Task prompt: Scan the data, and whenever a line contains "DEPOSIT", copy it.

======== The input

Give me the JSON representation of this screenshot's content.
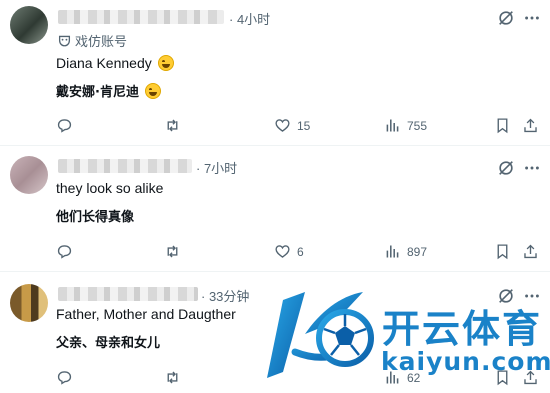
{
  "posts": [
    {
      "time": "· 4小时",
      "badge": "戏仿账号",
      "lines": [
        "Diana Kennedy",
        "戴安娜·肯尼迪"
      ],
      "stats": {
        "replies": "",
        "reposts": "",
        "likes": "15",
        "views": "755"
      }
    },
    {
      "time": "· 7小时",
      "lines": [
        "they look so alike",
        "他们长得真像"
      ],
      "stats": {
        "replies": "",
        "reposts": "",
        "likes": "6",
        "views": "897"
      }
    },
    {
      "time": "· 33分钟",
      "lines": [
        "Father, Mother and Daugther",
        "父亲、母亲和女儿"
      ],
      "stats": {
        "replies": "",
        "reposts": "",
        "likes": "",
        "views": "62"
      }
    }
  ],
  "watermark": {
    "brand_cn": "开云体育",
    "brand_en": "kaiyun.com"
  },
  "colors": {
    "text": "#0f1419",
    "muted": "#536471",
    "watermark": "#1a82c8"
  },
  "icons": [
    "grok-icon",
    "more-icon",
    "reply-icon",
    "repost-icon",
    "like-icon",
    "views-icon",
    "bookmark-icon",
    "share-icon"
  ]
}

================
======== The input

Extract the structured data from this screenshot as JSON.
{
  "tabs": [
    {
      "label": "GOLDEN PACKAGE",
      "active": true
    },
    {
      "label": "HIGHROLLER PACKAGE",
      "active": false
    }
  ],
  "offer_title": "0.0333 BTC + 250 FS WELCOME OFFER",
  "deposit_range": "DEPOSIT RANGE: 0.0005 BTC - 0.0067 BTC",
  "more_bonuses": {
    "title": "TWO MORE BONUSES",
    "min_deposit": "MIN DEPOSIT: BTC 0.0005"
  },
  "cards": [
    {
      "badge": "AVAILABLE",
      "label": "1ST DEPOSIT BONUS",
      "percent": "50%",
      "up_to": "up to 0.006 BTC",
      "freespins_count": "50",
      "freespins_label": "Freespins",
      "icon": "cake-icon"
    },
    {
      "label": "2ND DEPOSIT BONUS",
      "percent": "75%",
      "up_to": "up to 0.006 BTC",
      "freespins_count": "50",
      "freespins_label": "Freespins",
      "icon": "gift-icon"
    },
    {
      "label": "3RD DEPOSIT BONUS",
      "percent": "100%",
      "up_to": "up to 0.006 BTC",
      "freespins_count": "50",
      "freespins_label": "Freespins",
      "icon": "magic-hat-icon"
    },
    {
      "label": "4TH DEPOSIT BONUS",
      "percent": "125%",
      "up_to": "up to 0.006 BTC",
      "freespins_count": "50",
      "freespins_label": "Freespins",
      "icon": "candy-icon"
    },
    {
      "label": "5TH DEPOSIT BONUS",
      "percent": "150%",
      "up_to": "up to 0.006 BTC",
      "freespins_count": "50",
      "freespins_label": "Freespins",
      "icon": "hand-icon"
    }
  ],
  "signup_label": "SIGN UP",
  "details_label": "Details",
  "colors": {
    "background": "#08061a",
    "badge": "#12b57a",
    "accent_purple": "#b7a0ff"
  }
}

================

Result:
  "deposit_range": "DEPOSIT RANGE: 0.0005 BTC - 0.0067 BTC",
    "min_deposit": "MIN DEPOSIT: BTC 0.0005"
      "label": "1ST DEPOSIT BONUS",
      "label": "2ND DEPOSIT BONUS",
      "label": "3RD DEPOSIT BONUS",
      "label": "4TH DEPOSIT BONUS",
      "label": "5TH DEPOSIT BONUS",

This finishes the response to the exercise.